“Before Infosys, the portal was maintained by TCS [Tata Consultancy Services], and it ran fine. You do not need to replace something that is already working with a new system. And, if you do, the time taken for a new system to become operational is not the fault of taxpayers or tax professionals,” Rasesh Shah, president of CAAS, says.
In a presentation made to the finance ministry, the body had explained the nature of problems being faced by tax filers during the filing process. They included not receiving any OTP, user-interface-related issues, like missing dropdown menus, missing buttons and notifications, loss of stakeholder data from the database and digital signature mapping among others.

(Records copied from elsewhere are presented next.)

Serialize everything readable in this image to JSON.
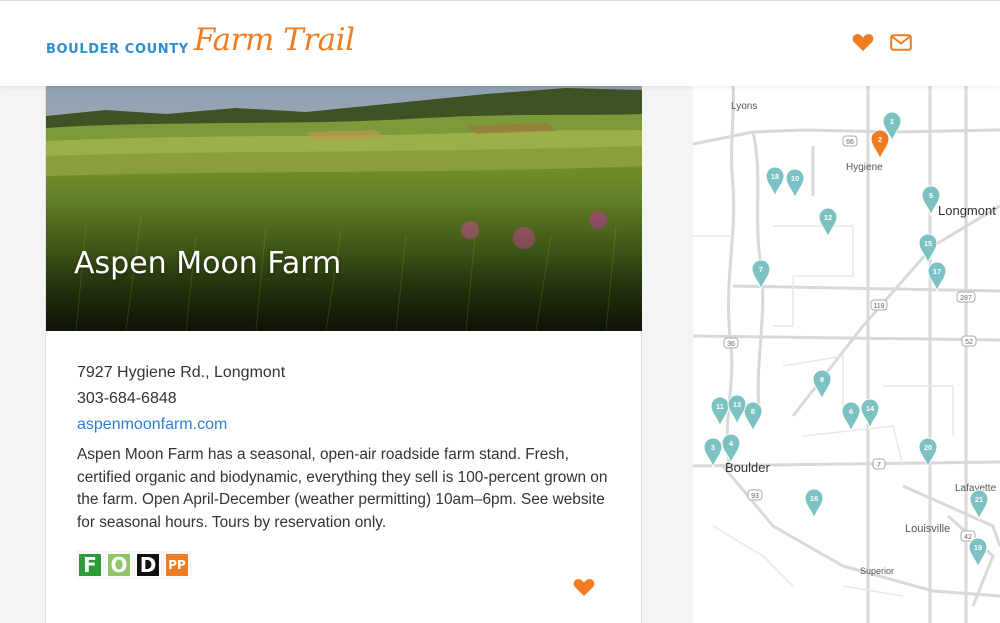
{
  "header": {
    "logo_county": "BOULDER COUNTY",
    "logo_trail": "Farm Trail",
    "favorites_icon": "heart-icon",
    "contact_icon": "envelope-icon"
  },
  "farm": {
    "name": "Aspen Moon Farm",
    "address": "7927 Hygiene Rd., Longmont",
    "phone": "303-684-6848",
    "website": "aspenmoonfarm.com",
    "description": "Aspen Moon Farm has a seasonal, open-air roadside farm stand. Fresh, certified organic and biodynamic, everything they sell is 100-percent grown on the farm. Open April-December (weather permitting) 10am–6pm. See website for seasonal hours. Tours by reservation only.",
    "badges": [
      "F",
      "O",
      "D",
      "PP"
    ],
    "favorite_icon": "heart-icon"
  },
  "map": {
    "towns": [
      "Lyons",
      "Hygiene",
      "Longmont",
      "Boulder",
      "Lafayette",
      "Louisville",
      "Superior"
    ],
    "routes": [
      "66",
      "119",
      "287",
      "36",
      "52",
      "7",
      "93",
      "42"
    ],
    "markers": [
      "1",
      "2",
      "3",
      "4",
      "5",
      "6",
      "7",
      "8",
      "9",
      "10",
      "11",
      "12",
      "13",
      "14",
      "15",
      "16",
      "17",
      "18",
      "19",
      "20",
      "21"
    ],
    "selected_marker": "2",
    "colors": {
      "marker": "#7cc2c2",
      "selected": "#f07c22"
    }
  },
  "colors": {
    "accent": "#f07c22",
    "brand_blue": "#2f8fcf",
    "link": "#2f7fd3"
  }
}
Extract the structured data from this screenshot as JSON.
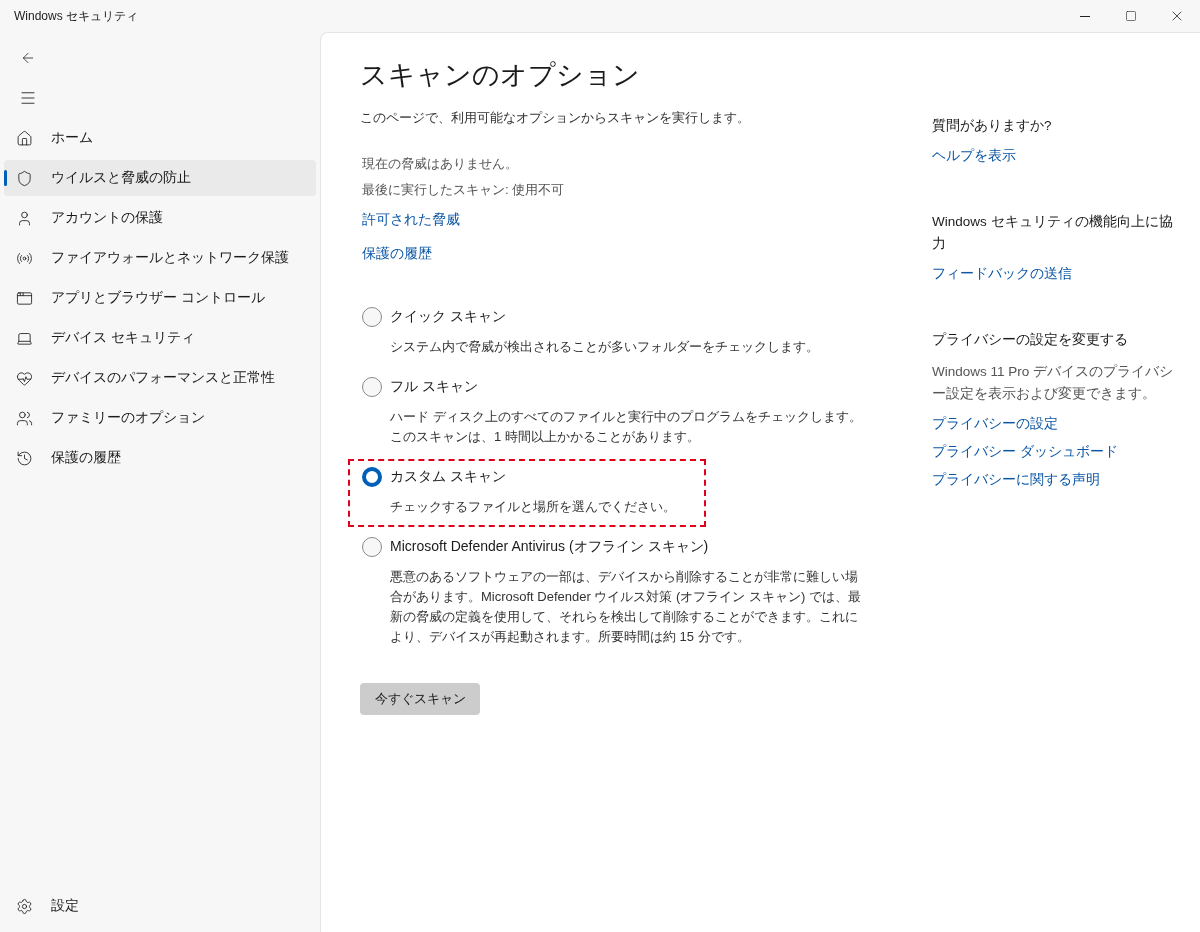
{
  "window": {
    "title": "Windows セキュリティ"
  },
  "sidebar": {
    "items": [
      {
        "kind": "home",
        "label": "ホーム",
        "selected": false
      },
      {
        "kind": "shield",
        "label": "ウイルスと脅威の防止",
        "selected": true
      },
      {
        "kind": "account",
        "label": "アカウントの保護",
        "selected": false
      },
      {
        "kind": "network",
        "label": "ファイアウォールとネットワーク保護",
        "selected": false
      },
      {
        "kind": "app",
        "label": "アプリとブラウザー コントロール",
        "selected": false
      },
      {
        "kind": "device",
        "label": "デバイス セキュリティ",
        "selected": false
      },
      {
        "kind": "health",
        "label": "デバイスのパフォーマンスと正常性",
        "selected": false
      },
      {
        "kind": "family",
        "label": "ファミリーのオプション",
        "selected": false
      },
      {
        "kind": "history",
        "label": "保護の履歴",
        "selected": false
      }
    ],
    "settings": "設定"
  },
  "page": {
    "title": "スキャンのオプション",
    "description": "このページで、利用可能なオプションからスキャンを実行します。",
    "status": [
      "現在の脅威はありません。",
      "最後に実行したスキャン: 使用不可"
    ],
    "links": [
      "許可された脅威",
      "保護の履歴"
    ],
    "options": [
      {
        "label": "クイック スキャン",
        "description": "システム内で脅威が検出されることが多いフォルダーをチェックします。",
        "selected": false,
        "highlighted": false
      },
      {
        "label": "フル スキャン",
        "description": "ハード ディスク上のすべてのファイルと実行中のプログラムをチェックします。このスキャンは、1 時間以上かかることがあります。",
        "selected": false,
        "highlighted": false
      },
      {
        "label": "カスタム スキャン",
        "description": "チェックするファイルと場所を選んでください。",
        "selected": true,
        "highlighted": true
      },
      {
        "label": "Microsoft Defender Antivirus (オフライン スキャン)",
        "description": "悪意のあるソフトウェアの一部は、デバイスから削除することが非常に難しい場合があります。Microsoft Defender ウイルス対策 (オフライン スキャン) では、最新の脅威の定義を使用して、それらを検出して削除することができます。これにより、デバイスが再起動されます。所要時間は約 15 分です。",
        "selected": false,
        "highlighted": false
      }
    ],
    "button": "今すぐスキャン"
  },
  "side_panel": [
    {
      "heading": "質問がありますか?",
      "links": [
        "ヘルプを表示"
      ]
    },
    {
      "heading": "Windows セキュリティの機能向上に協力",
      "links": [
        "フィードバックの送信"
      ]
    },
    {
      "heading": "プライバシーの設定を変更する",
      "text": "Windows 11 Pro デバイスのプライバシー設定を表示および変更できます。",
      "links": [
        "プライバシーの設定",
        "プライバシー ダッシュボード",
        "プライバシーに関する声明"
      ]
    }
  ]
}
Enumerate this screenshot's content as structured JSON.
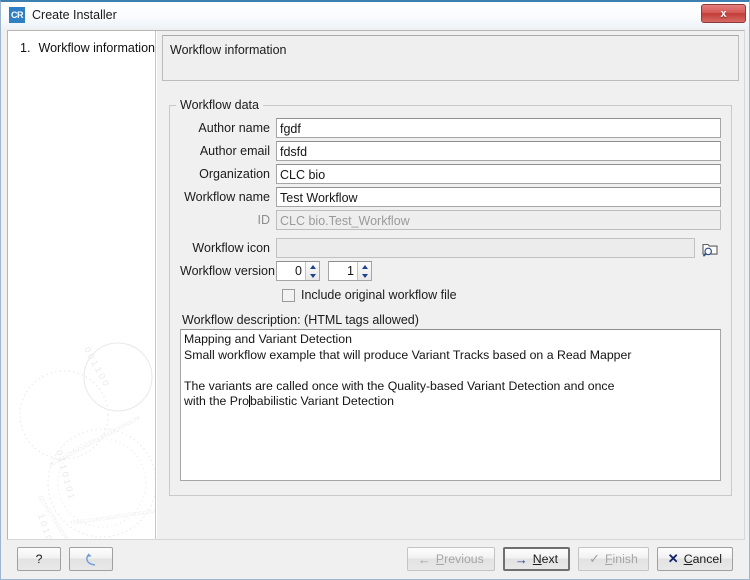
{
  "window": {
    "title": "Create Installer",
    "app_icon_label": "CR",
    "close_label": "x"
  },
  "sidebar": {
    "steps": [
      {
        "number": "1.",
        "label": "Workflow information"
      }
    ]
  },
  "pane": {
    "header": "Workflow information"
  },
  "group": {
    "title": "Workflow data",
    "fields": [
      {
        "label": "Author name",
        "value": "fgdf",
        "disabled": false
      },
      {
        "label": "Author email",
        "value": "fdsfd",
        "disabled": false
      },
      {
        "label": "Organization",
        "value": "CLC bio",
        "disabled": false
      },
      {
        "label": "Workflow name",
        "value": "Test Workflow",
        "disabled": false
      },
      {
        "label": "ID",
        "value": "CLC bio.Test_Workflow",
        "disabled": true
      }
    ],
    "icon_row": {
      "label": "Workflow icon",
      "value": "",
      "browse_icon": "folder-search-icon"
    },
    "version_row": {
      "label": "Workflow version",
      "major": "0",
      "minor": "1"
    },
    "checkbox": {
      "label": "Include original workflow file",
      "checked": false
    },
    "description": {
      "label": "Workflow description: (HTML tags allowed)",
      "text_before_caret": "Mapping and Variant Detection\nSmall workflow example that will produce Variant Tracks based on a Read Mapper\n\nThe variants are called once with the Quality-based Variant Detection and once\nwith the Pro",
      "text_after_caret": "babilistic Variant Detection",
      "full_text": "Mapping and Variant Detection\nSmall workflow example that will produce Variant Tracks based on a Read Mapper\n\nThe variants are called once with the Quality-based Variant Detection and once\nwith the Probabilistic Variant Detection"
    }
  },
  "footer": {
    "help_label": "?",
    "reset_icon": "undo-arrow-icon",
    "previous": {
      "label": "Previous",
      "mnemonic": "P",
      "rest": "revious",
      "icon": "arrow-left-icon",
      "disabled": true
    },
    "next": {
      "label": "Next",
      "mnemonic": "N",
      "rest": "ext",
      "icon": "arrow-right-icon",
      "disabled": false,
      "default": true
    },
    "finish": {
      "label": "Finish",
      "mnemonic": "F",
      "rest": "inish",
      "icon": "check-icon",
      "disabled": true
    },
    "cancel": {
      "label": "Cancel",
      "mnemonic": "C",
      "rest": "ancel",
      "icon": "x-icon",
      "disabled": false
    }
  },
  "colors": {
    "accent": "#3c7fb1",
    "app_icon": "#2e7fc4",
    "close_red": "#c03c38",
    "glyph_blue": "#1f3f8f",
    "window_bg": "#f0f0f0"
  }
}
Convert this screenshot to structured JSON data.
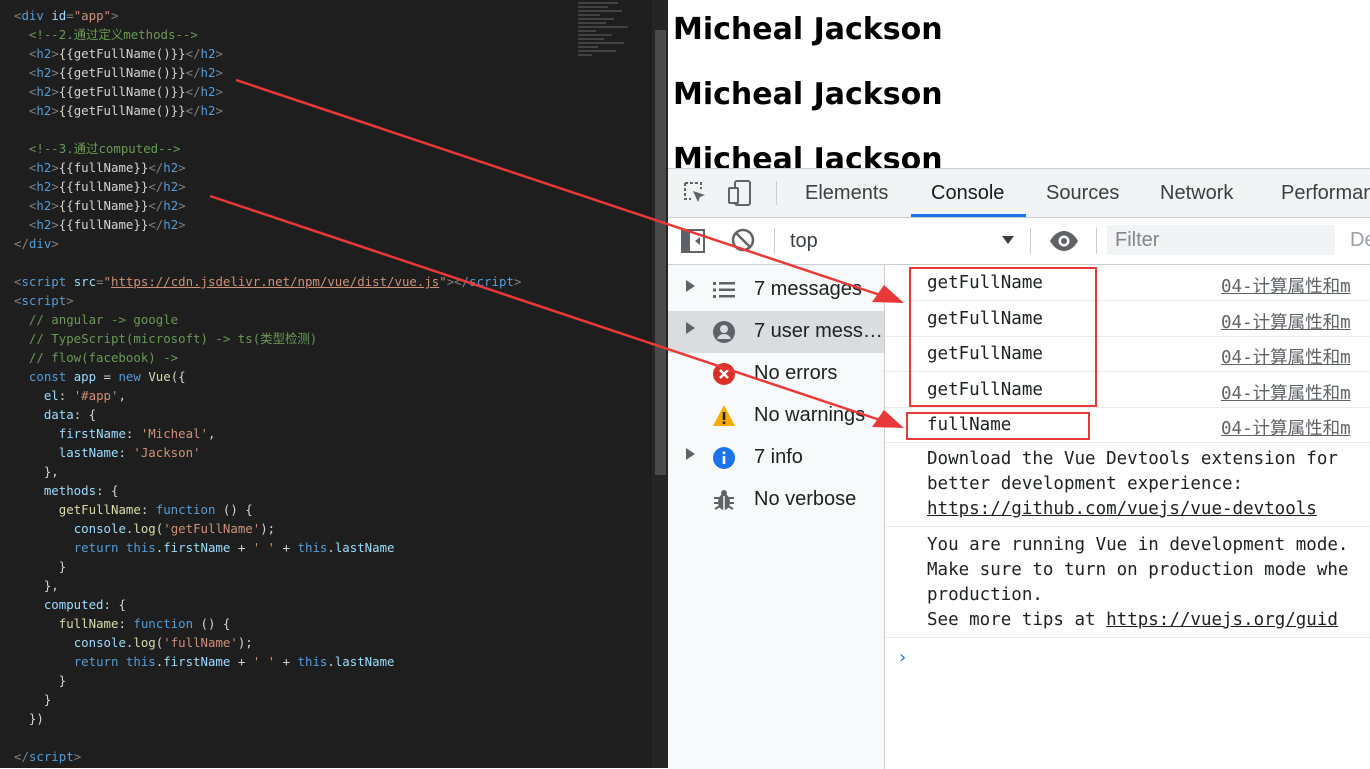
{
  "editor": {
    "lines": [
      [
        [
          "<",
          "tag"
        ],
        [
          "div ",
          "tn"
        ],
        [
          "id",
          "an"
        ],
        [
          "=",
          "tag"
        ],
        [
          "\"app\"",
          "str"
        ],
        [
          ">",
          "tag"
        ]
      ],
      [
        [
          "  <!--2.通过定义methods-->",
          "cm"
        ]
      ],
      [
        [
          "  <",
          "tag"
        ],
        [
          "h2",
          "tn"
        ],
        [
          ">",
          "tag"
        ],
        [
          "{{getFullName()}}",
          "plain"
        ],
        [
          "</",
          "tag"
        ],
        [
          "h2",
          "tn"
        ],
        [
          ">",
          "tag"
        ]
      ],
      [
        [
          "  <",
          "tag"
        ],
        [
          "h2",
          "tn"
        ],
        [
          ">",
          "tag"
        ],
        [
          "{{getFullName()}}",
          "plain"
        ],
        [
          "</",
          "tag"
        ],
        [
          "h2",
          "tn"
        ],
        [
          ">",
          "tag"
        ]
      ],
      [
        [
          "  <",
          "tag"
        ],
        [
          "h2",
          "tn"
        ],
        [
          ">",
          "tag"
        ],
        [
          "{{getFullName()}}",
          "plain"
        ],
        [
          "</",
          "tag"
        ],
        [
          "h2",
          "tn"
        ],
        [
          ">",
          "tag"
        ]
      ],
      [
        [
          "  <",
          "tag"
        ],
        [
          "h2",
          "tn"
        ],
        [
          ">",
          "tag"
        ],
        [
          "{{getFullName()}}",
          "plain"
        ],
        [
          "</",
          "tag"
        ],
        [
          "h2",
          "tn"
        ],
        [
          ">",
          "tag"
        ]
      ],
      [],
      [
        [
          "  <!--3.通过computed-->",
          "cm"
        ]
      ],
      [
        [
          "  <",
          "tag"
        ],
        [
          "h2",
          "tn"
        ],
        [
          ">",
          "tag"
        ],
        [
          "{{fullName}}",
          "plain"
        ],
        [
          "</",
          "tag"
        ],
        [
          "h2",
          "tn"
        ],
        [
          ">",
          "tag"
        ]
      ],
      [
        [
          "  <",
          "tag"
        ],
        [
          "h2",
          "tn"
        ],
        [
          ">",
          "tag"
        ],
        [
          "{{fullName}}",
          "plain"
        ],
        [
          "</",
          "tag"
        ],
        [
          "h2",
          "tn"
        ],
        [
          ">",
          "tag"
        ]
      ],
      [
        [
          "  <",
          "tag"
        ],
        [
          "h2",
          "tn"
        ],
        [
          ">",
          "tag"
        ],
        [
          "{{fullName}}",
          "plain"
        ],
        [
          "</",
          "tag"
        ],
        [
          "h2",
          "tn"
        ],
        [
          ">",
          "tag"
        ]
      ],
      [
        [
          "  <",
          "tag"
        ],
        [
          "h2",
          "tn"
        ],
        [
          ">",
          "tag"
        ],
        [
          "{{fullName}}",
          "plain"
        ],
        [
          "</",
          "tag"
        ],
        [
          "h2",
          "tn"
        ],
        [
          ">",
          "tag"
        ]
      ],
      [
        [
          "</",
          "tag"
        ],
        [
          "div",
          "tn"
        ],
        [
          ">",
          "tag"
        ]
      ],
      [],
      [
        [
          "<",
          "tag"
        ],
        [
          "script ",
          "tn"
        ],
        [
          "src",
          "an"
        ],
        [
          "=",
          "tag"
        ],
        [
          "\"",
          "str"
        ],
        [
          "https://cdn.jsdelivr.net/npm/vue/dist/vue.js",
          "url"
        ],
        [
          "\"",
          "str"
        ],
        [
          "></",
          "tag"
        ],
        [
          "script",
          "tn"
        ],
        [
          ">",
          "tag"
        ]
      ],
      [
        [
          "<",
          "tag"
        ],
        [
          "script",
          "tn"
        ],
        [
          ">",
          "tag"
        ]
      ],
      [
        [
          "  // angular -> google",
          "cm"
        ]
      ],
      [
        [
          "  // TypeScript(microsoft) -> ts(类型检测)",
          "cm"
        ]
      ],
      [
        [
          "  // flow(facebook) ->",
          "cm"
        ]
      ],
      [
        [
          "  ",
          "plain"
        ],
        [
          "const ",
          "kw"
        ],
        [
          "app",
          "prop"
        ],
        [
          " = ",
          "plain"
        ],
        [
          "new ",
          "kw"
        ],
        [
          "Vue",
          "fn"
        ],
        [
          "({",
          "plain"
        ]
      ],
      [
        [
          "    ",
          "plain"
        ],
        [
          "el",
          "prop"
        ],
        [
          ": ",
          "plain"
        ],
        [
          "'#app'",
          "str"
        ],
        [
          ",",
          "plain"
        ]
      ],
      [
        [
          "    ",
          "plain"
        ],
        [
          "data",
          "prop"
        ],
        [
          ": {",
          "plain"
        ]
      ],
      [
        [
          "      ",
          "plain"
        ],
        [
          "firstName",
          "prop"
        ],
        [
          ": ",
          "plain"
        ],
        [
          "'Micheal'",
          "str"
        ],
        [
          ",",
          "plain"
        ]
      ],
      [
        [
          "      ",
          "plain"
        ],
        [
          "lastName",
          "prop"
        ],
        [
          ": ",
          "plain"
        ],
        [
          "'Jackson'",
          "str"
        ]
      ],
      [
        [
          "    },",
          "plain"
        ]
      ],
      [
        [
          "    ",
          "plain"
        ],
        [
          "methods",
          "prop"
        ],
        [
          ": {",
          "plain"
        ]
      ],
      [
        [
          "      ",
          "plain"
        ],
        [
          "getFullName",
          "fn"
        ],
        [
          ": ",
          "plain"
        ],
        [
          "function",
          "kw"
        ],
        [
          " () {",
          "plain"
        ]
      ],
      [
        [
          "        ",
          "plain"
        ],
        [
          "console",
          "prop"
        ],
        [
          ".",
          "plain"
        ],
        [
          "log",
          "fn"
        ],
        [
          "(",
          "plain"
        ],
        [
          "'getFullName'",
          "str"
        ],
        [
          ");",
          "plain"
        ]
      ],
      [
        [
          "        ",
          "plain"
        ],
        [
          "return ",
          "kw"
        ],
        [
          "this",
          "kw"
        ],
        [
          ".",
          "plain"
        ],
        [
          "firstName",
          "prop"
        ],
        [
          " + ",
          "plain"
        ],
        [
          "' '",
          "str"
        ],
        [
          " + ",
          "plain"
        ],
        [
          "this",
          "kw"
        ],
        [
          ".",
          "plain"
        ],
        [
          "lastName",
          "prop"
        ]
      ],
      [
        [
          "      }",
          "plain"
        ]
      ],
      [
        [
          "    },",
          "plain"
        ]
      ],
      [
        [
          "    ",
          "plain"
        ],
        [
          "computed",
          "prop"
        ],
        [
          ": {",
          "plain"
        ]
      ],
      [
        [
          "      ",
          "plain"
        ],
        [
          "fullName",
          "fn"
        ],
        [
          ": ",
          "plain"
        ],
        [
          "function",
          "kw"
        ],
        [
          " () {",
          "plain"
        ]
      ],
      [
        [
          "        ",
          "plain"
        ],
        [
          "console",
          "prop"
        ],
        [
          ".",
          "plain"
        ],
        [
          "log",
          "fn"
        ],
        [
          "(",
          "plain"
        ],
        [
          "'fullName'",
          "str"
        ],
        [
          ");",
          "plain"
        ]
      ],
      [
        [
          "        ",
          "plain"
        ],
        [
          "return ",
          "kw"
        ],
        [
          "this",
          "kw"
        ],
        [
          ".",
          "plain"
        ],
        [
          "firstName",
          "prop"
        ],
        [
          " + ",
          "plain"
        ],
        [
          "' '",
          "str"
        ],
        [
          " + ",
          "plain"
        ],
        [
          "this",
          "kw"
        ],
        [
          ".",
          "plain"
        ],
        [
          "lastName",
          "prop"
        ]
      ],
      [
        [
          "      }",
          "plain"
        ]
      ],
      [
        [
          "    }",
          "plain"
        ]
      ],
      [
        [
          "  })",
          "plain"
        ]
      ],
      [],
      [
        [
          "</",
          "tag"
        ],
        [
          "script",
          "tn"
        ],
        [
          ">",
          "tag"
        ]
      ]
    ]
  },
  "page": {
    "headings": [
      "Micheal Jackson",
      "Micheal Jackson",
      "Micheal Jackson"
    ]
  },
  "devtools": {
    "tabs": {
      "elements": "Elements",
      "console": "Console",
      "sources": "Sources",
      "network": "Network",
      "performance": "Performan"
    },
    "context": "top",
    "filter_placeholder": "Filter",
    "levels_partial": "De",
    "sidebar": [
      {
        "label": "7 messages",
        "icon": "list-icon",
        "expandable": true
      },
      {
        "label": "7 user mess…",
        "icon": "user-icon",
        "expandable": true,
        "selected": true
      },
      {
        "label": "No errors",
        "icon": "error-icon",
        "expandable": false
      },
      {
        "label": "No warnings",
        "icon": "warning-icon",
        "expandable": false
      },
      {
        "label": "7 info",
        "icon": "info-icon",
        "expandable": true
      },
      {
        "label": "No verbose",
        "icon": "bug-icon",
        "expandable": false
      }
    ],
    "logs": [
      {
        "text": "getFullName",
        "source": "04-计算属性和m"
      },
      {
        "text": "getFullName",
        "source": "04-计算属性和m"
      },
      {
        "text": "getFullName",
        "source": "04-计算属性和m"
      },
      {
        "text": "getFullName",
        "source": "04-计算属性和m"
      },
      {
        "text": "fullName",
        "source": "04-计算属性和m"
      }
    ],
    "devtools_msg": {
      "line1": "Download the Vue Devtools extension for",
      "line2": "better development experience:",
      "link": "https://github.com/vuejs/vue-devtools"
    },
    "prod_msg": {
      "line1": "You are running Vue in development mode.",
      "line2": "Make sure to turn on production mode whe",
      "line3": "production.",
      "line4_prefix": "See more tips at ",
      "line4_link": "https://vuejs.org/guid"
    },
    "prompt": "›"
  },
  "colors": {
    "annotation": "#e8383a",
    "accent": "#1a73e8"
  }
}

Professionals say that each financial year is a new challenge with the e-filing portal. Once the previous set of challenges gets resolved, a new set of problems crops up. The utility software that the government developed has not been provided with the basic infrastructure necessary to run it smoothly. Former revenue secretary Hasmukh Adhia had promised that the utility software would be provided every year on April 1. After his term ended, the incumbent did not fulfill the promise, says Hardik Kakadiya, vice-president of CAAS.
“In previous years, it was a problem with the GST portal. Then, last year, the time period granted for filing audits was less compared to the amount of work that needed to be done. It requires time to prepare documents,” Kakadiya added.
Chartered accountants had flagged to the ministry that according to the statutory guidelines, the time period provided for audits was not adequate. They had asked for changes in the law in order to provide time in keeping with the workload. “Once the filing became paperless, processing at the government end has become faster. We asked that that benefit should be passed on to tax professionals too,” Kakadiya says.
Chartered accountants claim that in the past when the forms were simple, the Income Tax Department allowed returns to be filed till October 31. But, with complicated forms, changes in the technology and the government’s insistence on faster processing, chartered accountants feel they need more time for each category and expect the government to introduce amendments in the Income Tax Act.
The government-CA face-off is not new. On the foundation day of the Institute of Chartered Accountants of India (ICAI) in 2017, Prime Minister Narendra Modi had criticized the body’s record in taking disciplinary action against rogue CAs. Commerce and industries minister Piyush Goyal had said in November last year that CAs needed to introspect in order to revive credibility of the profession.
“There is tremendous pressure on these bodies from the government. Last year, there was a backlash from the professionals on Twitter, where they spoke up against the government. This forced the ICAI and the ICSI [Institute of Company Secretaries of India] to come up with an advisory to its members to not speak out publicly. The ICAI has surprisingly not given any representation regarding the extension of due dates,” the company secretary quoted earlier in the story said.
Facing the backlash, the government extended the deadline for corporates to file income tax returns for the financial year 2020-2021, or assessment year 2021-2022, till March 15. The deadline to file tax audit report and transfer pricing audit report for FY21 too has been extended till February 15.
Corporate heads find it tough to handle the constantly changing guidelines of compliance. The Companies Act has undergone changes at least three to four times in the last few years. Company professionals say that in the last three to four years, there have been roughly more than 600 circulars on the website of the Ministry of Corporate Affairs.
Most of these changes are carried out through Parliamentary processes and not through dedicated executive orders, which entail officers to come up with circulars of the notifications. For professionals, these kinds of frequent changes, they say, cause uncertainty while working. “You never know which rule comes into force when,” they claim.